Post Your Comments:
*Name:
*Comment:
*Email:
(Date:3/23/2017)... Raleigh, NC (PRWEB) , ... March 23, 2017 , ... ... the ride). Life is serious so build on a solid foundation. As experts ... high priority vital information that is coming soon. Inflownomics deliver ripe, fresh, clean & ...
(Date:3/23/2017)... (PRWEB) , ... March 23, 2017 , ... ... herbal-based and non-steroidal skincare products, was awarded as winners of American Dreams & ... This competition was hosted jointly by HSN and Good Housekeeping. , Steven ...
(Date:3/23/2017)... ... March 23, 2017 , ... ... software solution, iCode Assurance, at HCCA’s 21st annual Compliance Institute on March 26-28 ... coding audit process for all medical chart types with a comprehensive set of ...
(Date:3/23/2017)... , ... March 23, 2017 , ... “My Journey Through ... experience with an infinitely more profound faith of God’s promise of Heaven for His ... Jr., who spends each day with his wife, three children and six grandchildren living ...
(Date:3/23/2017)... ... , ... “More Corruption”: a simple and strong explanation of the God’s love. “More Corruption” ... Heaven was asked by God to write a book about Him. , She says, “I’m ... kept my commitment to the Lord God. They have not walked in my shoes and ...
Breaking Medicine News(10 mins):
(Date:3/23/2017)... CAMBRIDGE, Mass. , March 23, 2017 ... the enrollment of its first patient in a Phase ... an antibody-directed nanotherapeutic (ADN) that encapsulates a novel taxane ... suggest is overexpressed in 50-100% of many major tumor ... cancers. "The initiation of this study is ...
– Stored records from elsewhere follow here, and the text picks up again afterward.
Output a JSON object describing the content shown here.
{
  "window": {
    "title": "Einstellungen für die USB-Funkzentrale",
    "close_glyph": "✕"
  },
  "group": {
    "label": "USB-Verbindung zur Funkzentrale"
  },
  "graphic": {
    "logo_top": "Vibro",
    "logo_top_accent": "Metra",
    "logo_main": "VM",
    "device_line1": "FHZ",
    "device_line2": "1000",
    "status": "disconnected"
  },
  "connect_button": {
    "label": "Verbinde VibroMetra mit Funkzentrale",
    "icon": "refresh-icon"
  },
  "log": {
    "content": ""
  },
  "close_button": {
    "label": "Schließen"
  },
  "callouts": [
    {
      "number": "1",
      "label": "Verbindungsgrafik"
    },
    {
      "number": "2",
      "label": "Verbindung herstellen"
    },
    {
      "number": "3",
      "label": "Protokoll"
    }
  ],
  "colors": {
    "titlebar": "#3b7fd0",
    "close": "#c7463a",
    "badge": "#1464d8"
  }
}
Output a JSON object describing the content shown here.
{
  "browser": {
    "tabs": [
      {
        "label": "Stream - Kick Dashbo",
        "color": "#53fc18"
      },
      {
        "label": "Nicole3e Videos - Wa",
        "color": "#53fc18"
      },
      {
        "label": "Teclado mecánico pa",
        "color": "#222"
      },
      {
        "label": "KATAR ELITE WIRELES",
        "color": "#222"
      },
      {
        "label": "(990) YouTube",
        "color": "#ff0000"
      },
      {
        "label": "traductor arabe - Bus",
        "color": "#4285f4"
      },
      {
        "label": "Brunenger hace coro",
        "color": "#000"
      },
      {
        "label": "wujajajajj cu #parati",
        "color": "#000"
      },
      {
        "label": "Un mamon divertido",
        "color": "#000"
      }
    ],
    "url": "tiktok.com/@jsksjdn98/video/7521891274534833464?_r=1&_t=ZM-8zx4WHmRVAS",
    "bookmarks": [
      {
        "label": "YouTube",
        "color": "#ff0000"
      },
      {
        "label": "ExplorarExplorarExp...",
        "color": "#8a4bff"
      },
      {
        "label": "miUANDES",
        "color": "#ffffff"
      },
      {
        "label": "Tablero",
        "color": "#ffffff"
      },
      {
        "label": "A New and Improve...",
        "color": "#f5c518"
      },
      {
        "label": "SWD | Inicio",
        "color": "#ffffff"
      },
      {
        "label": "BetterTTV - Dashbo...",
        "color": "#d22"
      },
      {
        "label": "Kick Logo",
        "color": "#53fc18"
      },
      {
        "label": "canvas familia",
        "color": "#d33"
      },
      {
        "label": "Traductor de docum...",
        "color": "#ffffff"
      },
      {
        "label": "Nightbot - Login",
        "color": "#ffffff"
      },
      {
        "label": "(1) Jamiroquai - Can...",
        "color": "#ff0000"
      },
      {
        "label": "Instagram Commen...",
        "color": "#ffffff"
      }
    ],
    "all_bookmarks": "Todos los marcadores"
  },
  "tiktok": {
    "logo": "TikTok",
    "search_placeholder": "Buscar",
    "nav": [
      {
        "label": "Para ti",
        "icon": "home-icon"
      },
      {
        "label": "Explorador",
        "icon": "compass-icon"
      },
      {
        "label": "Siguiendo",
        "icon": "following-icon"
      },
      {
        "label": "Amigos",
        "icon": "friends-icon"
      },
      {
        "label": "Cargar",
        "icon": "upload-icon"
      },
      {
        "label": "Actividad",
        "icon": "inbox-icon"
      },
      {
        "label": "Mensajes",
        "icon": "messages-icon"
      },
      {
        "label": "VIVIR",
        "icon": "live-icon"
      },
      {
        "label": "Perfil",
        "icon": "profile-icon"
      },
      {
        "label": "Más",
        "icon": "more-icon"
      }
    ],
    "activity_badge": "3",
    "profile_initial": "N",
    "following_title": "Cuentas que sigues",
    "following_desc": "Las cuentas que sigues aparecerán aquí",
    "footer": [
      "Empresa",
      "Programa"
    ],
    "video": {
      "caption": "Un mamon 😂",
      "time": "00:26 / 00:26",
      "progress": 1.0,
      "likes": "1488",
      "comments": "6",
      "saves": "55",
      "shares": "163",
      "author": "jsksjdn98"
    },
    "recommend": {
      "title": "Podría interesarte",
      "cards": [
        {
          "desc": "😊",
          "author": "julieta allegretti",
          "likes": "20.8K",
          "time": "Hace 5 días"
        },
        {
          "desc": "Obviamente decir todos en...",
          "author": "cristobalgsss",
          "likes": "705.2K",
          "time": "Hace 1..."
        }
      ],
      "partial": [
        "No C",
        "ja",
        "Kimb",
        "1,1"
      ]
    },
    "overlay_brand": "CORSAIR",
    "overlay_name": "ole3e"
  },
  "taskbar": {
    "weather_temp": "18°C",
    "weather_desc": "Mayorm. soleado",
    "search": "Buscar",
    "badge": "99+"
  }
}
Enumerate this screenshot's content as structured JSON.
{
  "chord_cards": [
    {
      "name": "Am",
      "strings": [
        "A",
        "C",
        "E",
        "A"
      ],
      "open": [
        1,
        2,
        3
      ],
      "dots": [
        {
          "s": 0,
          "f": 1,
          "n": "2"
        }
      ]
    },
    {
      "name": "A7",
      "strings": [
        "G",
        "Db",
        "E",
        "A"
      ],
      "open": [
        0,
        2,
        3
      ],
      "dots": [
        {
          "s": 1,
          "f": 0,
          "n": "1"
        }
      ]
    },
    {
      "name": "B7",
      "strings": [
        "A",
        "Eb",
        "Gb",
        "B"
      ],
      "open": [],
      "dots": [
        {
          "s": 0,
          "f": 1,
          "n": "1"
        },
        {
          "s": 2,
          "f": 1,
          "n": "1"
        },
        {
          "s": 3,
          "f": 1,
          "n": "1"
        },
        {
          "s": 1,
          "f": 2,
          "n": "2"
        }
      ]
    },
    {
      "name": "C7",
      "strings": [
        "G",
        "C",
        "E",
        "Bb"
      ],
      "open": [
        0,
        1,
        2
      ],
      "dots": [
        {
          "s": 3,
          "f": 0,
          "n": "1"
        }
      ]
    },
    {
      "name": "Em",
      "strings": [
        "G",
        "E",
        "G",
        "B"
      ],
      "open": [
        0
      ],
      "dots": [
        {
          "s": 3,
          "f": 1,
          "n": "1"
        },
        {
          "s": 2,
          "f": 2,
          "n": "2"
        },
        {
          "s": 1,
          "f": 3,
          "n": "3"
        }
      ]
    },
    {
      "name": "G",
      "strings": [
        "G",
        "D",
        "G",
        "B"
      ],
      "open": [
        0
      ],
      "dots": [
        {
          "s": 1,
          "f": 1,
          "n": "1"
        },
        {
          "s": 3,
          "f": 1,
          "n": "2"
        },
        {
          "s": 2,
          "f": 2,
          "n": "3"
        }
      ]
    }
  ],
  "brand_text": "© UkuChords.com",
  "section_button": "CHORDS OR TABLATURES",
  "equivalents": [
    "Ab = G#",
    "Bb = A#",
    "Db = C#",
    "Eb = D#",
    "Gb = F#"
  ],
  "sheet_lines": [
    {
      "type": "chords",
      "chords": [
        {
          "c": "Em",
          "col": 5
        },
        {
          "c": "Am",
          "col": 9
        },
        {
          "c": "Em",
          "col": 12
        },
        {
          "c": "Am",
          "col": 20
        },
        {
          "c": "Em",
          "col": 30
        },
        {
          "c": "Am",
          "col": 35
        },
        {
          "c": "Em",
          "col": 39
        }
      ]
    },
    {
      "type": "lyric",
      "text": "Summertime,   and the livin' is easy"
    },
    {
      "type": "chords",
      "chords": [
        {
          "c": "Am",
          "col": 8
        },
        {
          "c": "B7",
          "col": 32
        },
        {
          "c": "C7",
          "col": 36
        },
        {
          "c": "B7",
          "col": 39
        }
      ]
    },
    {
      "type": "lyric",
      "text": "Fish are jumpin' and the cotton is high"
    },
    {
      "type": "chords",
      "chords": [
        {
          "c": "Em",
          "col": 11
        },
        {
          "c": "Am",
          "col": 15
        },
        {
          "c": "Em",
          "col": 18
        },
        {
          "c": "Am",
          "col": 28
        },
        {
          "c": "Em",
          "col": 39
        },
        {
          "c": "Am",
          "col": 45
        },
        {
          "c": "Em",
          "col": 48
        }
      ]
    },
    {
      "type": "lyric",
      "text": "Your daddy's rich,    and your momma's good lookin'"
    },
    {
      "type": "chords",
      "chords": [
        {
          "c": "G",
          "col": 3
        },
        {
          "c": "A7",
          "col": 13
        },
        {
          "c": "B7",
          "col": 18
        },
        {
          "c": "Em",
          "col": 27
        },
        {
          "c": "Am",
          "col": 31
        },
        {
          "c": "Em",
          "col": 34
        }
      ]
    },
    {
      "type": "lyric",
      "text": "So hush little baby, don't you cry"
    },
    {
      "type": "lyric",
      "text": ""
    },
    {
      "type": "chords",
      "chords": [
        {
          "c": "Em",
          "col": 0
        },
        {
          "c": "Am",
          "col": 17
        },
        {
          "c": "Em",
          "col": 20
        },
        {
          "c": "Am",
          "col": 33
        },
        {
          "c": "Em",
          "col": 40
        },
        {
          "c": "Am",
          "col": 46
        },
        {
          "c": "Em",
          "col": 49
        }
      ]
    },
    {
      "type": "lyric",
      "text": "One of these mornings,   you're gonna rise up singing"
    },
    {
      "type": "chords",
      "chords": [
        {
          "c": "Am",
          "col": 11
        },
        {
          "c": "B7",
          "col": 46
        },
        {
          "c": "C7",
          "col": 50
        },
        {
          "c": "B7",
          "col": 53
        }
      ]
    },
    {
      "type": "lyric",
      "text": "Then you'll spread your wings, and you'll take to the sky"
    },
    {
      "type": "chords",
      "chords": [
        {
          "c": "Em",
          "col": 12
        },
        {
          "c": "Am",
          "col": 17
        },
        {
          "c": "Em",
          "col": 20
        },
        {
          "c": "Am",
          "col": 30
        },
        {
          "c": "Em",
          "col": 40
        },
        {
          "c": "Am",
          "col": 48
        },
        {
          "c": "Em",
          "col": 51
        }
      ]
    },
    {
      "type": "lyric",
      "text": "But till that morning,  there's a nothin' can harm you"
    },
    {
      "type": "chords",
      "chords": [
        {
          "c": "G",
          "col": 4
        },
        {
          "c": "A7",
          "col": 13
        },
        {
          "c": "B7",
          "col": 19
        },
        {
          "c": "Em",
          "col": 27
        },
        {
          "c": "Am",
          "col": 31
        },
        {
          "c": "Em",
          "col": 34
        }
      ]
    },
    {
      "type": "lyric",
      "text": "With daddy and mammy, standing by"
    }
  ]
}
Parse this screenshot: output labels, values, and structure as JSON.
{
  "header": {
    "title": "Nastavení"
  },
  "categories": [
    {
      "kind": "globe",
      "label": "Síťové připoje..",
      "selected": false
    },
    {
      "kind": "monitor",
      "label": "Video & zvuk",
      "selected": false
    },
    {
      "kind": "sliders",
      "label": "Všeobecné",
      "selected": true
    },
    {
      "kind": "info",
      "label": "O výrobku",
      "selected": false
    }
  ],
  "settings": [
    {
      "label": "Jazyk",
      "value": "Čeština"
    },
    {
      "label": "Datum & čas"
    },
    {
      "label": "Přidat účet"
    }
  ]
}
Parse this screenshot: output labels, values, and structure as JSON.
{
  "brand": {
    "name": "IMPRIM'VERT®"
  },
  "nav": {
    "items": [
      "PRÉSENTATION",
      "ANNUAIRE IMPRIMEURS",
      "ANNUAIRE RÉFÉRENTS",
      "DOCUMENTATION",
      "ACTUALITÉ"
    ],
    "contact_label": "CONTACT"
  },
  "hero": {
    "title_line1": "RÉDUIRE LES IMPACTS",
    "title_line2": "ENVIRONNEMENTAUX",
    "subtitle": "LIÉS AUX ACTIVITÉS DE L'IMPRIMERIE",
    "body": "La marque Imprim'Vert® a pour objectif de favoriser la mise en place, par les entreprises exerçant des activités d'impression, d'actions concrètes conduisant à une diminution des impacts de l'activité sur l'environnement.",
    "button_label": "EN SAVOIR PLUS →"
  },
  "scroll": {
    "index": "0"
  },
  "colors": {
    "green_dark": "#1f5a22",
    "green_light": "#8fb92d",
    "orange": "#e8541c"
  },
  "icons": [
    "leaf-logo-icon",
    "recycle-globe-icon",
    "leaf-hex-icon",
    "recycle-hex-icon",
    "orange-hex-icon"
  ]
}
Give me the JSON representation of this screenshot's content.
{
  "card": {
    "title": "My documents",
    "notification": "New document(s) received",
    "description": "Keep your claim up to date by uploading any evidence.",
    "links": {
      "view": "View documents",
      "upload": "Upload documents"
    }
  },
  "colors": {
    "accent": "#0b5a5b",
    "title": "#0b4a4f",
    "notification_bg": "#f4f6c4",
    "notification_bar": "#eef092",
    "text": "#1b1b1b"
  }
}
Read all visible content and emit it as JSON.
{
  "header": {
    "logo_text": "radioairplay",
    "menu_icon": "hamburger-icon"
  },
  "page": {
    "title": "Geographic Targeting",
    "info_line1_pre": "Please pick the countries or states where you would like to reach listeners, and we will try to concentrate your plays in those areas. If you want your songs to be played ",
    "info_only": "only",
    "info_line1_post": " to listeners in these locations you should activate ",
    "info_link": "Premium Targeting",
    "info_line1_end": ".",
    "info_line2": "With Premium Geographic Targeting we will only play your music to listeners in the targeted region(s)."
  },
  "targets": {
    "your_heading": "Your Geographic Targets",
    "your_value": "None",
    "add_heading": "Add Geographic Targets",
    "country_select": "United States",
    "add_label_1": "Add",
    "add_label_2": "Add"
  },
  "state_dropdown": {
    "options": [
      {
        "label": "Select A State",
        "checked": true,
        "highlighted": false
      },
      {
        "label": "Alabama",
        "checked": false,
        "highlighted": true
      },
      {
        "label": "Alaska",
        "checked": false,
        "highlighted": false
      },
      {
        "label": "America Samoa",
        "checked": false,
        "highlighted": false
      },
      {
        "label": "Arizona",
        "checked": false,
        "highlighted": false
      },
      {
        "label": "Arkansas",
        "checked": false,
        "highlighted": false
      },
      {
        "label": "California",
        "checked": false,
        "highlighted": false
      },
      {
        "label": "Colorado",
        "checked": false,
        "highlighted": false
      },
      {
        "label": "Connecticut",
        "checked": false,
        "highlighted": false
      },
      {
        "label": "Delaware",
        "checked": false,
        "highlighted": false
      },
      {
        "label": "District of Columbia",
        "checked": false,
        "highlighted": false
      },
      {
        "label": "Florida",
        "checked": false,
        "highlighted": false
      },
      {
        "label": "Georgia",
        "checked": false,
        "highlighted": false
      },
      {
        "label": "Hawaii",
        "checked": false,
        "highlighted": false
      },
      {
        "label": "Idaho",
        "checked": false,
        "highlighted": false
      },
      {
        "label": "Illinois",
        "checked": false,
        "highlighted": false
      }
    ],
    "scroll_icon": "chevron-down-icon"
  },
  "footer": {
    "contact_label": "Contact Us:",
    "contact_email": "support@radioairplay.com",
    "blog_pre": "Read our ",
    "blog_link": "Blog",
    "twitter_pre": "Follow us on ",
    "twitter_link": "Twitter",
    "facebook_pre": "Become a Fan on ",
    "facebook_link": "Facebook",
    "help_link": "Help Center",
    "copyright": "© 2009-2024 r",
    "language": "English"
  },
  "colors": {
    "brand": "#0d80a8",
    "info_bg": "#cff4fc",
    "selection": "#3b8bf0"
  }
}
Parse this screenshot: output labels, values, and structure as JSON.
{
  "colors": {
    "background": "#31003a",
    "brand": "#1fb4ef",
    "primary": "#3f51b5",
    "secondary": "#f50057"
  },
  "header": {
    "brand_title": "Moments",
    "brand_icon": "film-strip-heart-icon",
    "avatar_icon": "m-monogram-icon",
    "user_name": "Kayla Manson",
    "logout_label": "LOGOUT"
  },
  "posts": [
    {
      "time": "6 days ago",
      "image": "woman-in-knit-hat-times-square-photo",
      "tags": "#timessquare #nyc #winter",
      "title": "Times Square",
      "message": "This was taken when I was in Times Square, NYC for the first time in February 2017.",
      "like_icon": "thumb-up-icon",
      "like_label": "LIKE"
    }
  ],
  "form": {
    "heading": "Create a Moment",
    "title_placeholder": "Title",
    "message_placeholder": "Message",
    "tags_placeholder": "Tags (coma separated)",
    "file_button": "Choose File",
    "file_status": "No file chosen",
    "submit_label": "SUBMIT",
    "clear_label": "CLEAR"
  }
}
(Date:3/23/2017)... March 23, 2017 /PRNewswire/ - Medicure Inc. ("Medicure" ... specialty pharmaceutical company, is pleased to announce that ... approval from the U.S. Food and Drug Administration ... ("ANDA") for tetrabenazine tablets in the 12.5 mg ... is a generic equivalent of the branded product ...
(Date:3/23/2017)...   Casetabs , the pioneer surgery coordination application, ... the iPhone. With this new release, Casetabs is further ... physician offices, ambulatory surgery centers (ASCs) and hospitals. The ... even faster, more reliable access to case information. ... connect care teams so that surgeries can be coordinated ...
Breaking Medicine Technology: